• Task requirements
Scan the entries for the word "content" and report how many lines contain it, as a number with no other words.
_ _ _
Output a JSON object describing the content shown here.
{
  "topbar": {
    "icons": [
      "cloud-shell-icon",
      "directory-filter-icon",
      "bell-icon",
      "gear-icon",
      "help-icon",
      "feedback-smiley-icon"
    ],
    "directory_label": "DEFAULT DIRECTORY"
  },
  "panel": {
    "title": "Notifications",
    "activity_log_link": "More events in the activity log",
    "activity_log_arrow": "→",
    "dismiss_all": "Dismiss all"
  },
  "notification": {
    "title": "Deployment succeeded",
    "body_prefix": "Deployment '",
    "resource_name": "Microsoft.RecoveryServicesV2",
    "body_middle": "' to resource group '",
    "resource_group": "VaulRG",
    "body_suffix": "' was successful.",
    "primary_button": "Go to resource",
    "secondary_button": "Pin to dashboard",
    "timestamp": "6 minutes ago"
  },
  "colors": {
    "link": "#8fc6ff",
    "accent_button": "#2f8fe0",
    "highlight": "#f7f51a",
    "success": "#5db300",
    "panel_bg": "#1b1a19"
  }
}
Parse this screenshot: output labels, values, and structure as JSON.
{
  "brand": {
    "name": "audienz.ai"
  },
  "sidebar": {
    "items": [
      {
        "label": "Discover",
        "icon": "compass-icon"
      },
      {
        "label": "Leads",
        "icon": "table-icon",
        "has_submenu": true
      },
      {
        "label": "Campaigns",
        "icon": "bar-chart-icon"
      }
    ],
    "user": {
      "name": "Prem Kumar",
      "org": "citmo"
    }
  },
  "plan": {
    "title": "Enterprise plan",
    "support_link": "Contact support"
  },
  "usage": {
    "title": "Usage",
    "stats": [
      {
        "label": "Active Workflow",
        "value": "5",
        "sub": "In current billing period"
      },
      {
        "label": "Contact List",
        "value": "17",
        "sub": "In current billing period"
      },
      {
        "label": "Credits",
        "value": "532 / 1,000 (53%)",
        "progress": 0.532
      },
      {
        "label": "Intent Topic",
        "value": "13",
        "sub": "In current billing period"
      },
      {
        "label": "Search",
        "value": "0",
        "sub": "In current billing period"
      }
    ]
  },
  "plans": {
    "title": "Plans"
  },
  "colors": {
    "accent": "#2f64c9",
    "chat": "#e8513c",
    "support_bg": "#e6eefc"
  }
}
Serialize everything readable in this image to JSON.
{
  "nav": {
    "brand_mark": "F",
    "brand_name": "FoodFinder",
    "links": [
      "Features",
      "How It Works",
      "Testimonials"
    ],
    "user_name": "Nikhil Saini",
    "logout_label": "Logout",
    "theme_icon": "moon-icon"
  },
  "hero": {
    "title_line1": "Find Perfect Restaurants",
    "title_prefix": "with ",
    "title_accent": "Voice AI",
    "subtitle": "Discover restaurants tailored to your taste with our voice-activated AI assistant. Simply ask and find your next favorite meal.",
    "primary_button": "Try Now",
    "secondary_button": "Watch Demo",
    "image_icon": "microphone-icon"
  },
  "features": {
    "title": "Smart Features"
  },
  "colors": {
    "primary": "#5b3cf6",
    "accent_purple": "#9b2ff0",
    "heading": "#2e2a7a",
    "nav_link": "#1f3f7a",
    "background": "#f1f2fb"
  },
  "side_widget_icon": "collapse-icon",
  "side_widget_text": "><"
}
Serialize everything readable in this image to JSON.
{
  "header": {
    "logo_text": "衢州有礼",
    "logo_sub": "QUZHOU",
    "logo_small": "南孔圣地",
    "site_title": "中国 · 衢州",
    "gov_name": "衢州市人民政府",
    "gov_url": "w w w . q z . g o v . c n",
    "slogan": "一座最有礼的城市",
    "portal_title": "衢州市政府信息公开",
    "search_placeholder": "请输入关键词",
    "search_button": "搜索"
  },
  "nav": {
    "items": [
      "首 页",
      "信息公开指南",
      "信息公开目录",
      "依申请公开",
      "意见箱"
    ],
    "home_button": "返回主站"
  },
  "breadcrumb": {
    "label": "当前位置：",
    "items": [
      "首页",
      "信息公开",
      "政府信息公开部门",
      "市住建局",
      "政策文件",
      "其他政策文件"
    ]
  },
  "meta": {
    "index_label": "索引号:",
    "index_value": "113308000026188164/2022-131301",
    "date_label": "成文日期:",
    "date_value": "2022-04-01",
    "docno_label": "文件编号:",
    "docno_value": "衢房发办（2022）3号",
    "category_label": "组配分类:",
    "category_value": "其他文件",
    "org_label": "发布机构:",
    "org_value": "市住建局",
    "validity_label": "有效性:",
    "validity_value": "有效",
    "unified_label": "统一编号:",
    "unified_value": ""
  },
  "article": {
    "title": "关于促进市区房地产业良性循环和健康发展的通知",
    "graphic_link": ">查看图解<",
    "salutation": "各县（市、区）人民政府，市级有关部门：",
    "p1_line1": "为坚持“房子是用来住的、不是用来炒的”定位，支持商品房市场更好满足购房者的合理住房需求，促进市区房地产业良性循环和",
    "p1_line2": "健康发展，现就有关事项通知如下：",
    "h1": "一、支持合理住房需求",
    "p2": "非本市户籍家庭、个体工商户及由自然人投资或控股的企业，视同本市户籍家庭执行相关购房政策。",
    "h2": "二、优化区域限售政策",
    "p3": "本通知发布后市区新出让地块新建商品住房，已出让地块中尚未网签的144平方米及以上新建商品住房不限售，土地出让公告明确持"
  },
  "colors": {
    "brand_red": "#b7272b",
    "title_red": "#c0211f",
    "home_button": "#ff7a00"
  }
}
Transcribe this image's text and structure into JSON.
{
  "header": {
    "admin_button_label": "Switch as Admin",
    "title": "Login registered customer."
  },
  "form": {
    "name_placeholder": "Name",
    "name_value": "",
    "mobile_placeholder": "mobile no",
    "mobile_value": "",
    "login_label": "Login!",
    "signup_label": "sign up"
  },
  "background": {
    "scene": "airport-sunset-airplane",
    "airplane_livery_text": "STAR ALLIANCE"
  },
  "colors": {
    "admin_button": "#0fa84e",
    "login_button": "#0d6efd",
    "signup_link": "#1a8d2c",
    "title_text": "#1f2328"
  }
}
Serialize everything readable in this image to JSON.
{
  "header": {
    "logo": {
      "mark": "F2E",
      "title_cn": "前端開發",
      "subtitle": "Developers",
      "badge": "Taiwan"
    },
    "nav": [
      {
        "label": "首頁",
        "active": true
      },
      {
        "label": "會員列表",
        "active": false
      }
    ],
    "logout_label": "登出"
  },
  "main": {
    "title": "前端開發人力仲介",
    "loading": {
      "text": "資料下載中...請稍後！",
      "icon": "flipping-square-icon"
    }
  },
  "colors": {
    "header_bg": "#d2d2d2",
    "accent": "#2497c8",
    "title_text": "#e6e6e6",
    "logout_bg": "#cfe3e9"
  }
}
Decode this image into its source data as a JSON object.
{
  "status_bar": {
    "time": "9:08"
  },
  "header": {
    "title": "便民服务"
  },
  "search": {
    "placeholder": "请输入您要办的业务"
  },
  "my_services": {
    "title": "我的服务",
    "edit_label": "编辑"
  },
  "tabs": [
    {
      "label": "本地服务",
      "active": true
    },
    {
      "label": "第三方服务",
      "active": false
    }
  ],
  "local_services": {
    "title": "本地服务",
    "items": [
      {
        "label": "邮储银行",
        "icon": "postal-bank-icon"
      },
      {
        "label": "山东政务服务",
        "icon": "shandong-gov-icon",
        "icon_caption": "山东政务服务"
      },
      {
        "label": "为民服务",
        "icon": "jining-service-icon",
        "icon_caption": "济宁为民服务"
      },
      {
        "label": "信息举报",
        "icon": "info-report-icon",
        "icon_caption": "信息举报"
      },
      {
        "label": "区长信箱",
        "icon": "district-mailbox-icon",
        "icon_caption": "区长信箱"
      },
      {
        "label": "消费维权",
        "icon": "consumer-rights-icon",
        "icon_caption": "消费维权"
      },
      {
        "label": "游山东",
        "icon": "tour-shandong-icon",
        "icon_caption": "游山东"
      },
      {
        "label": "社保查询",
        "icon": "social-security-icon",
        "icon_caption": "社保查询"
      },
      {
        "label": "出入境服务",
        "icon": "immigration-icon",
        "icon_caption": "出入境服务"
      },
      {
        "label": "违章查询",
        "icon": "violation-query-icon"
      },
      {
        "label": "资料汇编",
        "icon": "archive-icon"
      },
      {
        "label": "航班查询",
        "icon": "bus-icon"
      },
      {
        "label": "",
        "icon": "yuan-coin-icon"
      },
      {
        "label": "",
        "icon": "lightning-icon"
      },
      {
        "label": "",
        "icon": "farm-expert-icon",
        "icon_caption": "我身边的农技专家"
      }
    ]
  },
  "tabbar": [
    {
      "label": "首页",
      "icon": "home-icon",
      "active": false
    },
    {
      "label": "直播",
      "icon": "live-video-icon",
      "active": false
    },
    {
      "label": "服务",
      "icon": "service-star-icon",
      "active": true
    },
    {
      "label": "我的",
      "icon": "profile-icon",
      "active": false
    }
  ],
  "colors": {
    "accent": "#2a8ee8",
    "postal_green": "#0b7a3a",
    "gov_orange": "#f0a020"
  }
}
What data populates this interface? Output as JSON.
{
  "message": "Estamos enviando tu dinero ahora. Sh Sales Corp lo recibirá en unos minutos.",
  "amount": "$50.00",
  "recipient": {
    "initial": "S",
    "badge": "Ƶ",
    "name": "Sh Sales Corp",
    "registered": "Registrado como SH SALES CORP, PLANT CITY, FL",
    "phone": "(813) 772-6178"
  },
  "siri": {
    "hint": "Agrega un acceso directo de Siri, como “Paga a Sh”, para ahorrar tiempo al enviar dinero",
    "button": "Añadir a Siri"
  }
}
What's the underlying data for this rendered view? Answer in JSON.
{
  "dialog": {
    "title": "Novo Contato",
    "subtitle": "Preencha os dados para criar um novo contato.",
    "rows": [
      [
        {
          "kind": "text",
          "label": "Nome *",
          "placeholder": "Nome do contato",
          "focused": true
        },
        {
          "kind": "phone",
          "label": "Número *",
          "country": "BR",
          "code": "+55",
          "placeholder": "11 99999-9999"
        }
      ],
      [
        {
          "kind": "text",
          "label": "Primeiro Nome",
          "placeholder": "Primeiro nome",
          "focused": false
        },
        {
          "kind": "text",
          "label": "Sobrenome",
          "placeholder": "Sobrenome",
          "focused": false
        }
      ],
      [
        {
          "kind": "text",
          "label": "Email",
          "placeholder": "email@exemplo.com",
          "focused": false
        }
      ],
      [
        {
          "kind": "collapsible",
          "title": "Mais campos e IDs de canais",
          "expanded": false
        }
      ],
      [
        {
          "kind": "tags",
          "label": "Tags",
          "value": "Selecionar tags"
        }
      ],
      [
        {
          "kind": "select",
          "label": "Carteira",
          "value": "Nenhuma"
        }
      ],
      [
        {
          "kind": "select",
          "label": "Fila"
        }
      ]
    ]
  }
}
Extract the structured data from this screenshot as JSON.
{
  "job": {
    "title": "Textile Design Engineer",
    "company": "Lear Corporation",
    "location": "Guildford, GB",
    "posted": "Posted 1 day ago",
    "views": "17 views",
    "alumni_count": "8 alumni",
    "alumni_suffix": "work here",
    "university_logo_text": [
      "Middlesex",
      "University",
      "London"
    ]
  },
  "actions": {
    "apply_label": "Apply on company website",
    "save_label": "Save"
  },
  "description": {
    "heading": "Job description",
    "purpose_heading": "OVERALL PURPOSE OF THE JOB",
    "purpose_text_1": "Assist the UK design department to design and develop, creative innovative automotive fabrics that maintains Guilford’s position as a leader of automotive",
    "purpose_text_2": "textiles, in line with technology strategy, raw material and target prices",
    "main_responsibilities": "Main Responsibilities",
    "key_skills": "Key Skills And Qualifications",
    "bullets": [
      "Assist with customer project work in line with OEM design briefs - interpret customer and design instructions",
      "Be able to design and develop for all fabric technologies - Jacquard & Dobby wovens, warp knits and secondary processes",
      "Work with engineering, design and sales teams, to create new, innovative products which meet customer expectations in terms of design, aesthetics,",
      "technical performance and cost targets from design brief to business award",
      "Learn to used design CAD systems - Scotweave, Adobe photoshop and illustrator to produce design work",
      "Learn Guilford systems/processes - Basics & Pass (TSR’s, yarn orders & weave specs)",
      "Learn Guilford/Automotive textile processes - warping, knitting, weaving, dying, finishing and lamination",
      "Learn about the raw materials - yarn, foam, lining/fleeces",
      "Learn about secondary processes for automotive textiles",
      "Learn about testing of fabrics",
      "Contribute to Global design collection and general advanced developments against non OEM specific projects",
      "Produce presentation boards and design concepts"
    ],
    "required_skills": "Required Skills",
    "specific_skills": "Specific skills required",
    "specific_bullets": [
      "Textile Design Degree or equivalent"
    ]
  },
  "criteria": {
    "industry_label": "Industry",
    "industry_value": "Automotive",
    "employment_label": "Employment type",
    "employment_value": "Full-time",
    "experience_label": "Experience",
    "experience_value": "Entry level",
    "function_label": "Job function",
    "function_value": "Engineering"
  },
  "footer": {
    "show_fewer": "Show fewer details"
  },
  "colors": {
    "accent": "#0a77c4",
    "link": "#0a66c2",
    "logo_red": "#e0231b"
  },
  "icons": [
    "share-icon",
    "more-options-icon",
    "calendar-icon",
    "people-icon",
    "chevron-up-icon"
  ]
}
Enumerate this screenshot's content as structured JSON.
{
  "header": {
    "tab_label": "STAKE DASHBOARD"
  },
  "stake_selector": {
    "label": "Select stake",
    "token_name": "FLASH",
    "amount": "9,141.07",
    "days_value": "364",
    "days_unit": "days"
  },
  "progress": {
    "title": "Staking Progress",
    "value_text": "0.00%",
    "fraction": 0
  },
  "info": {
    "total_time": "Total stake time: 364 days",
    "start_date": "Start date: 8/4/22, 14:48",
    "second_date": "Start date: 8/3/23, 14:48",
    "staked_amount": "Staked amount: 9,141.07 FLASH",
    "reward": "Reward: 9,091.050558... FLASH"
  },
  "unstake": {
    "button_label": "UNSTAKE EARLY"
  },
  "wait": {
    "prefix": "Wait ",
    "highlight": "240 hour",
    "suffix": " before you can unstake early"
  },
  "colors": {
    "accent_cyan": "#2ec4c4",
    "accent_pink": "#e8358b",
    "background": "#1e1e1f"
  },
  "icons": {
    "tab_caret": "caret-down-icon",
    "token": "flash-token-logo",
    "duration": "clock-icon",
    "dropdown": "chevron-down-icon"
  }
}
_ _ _
• Response below
2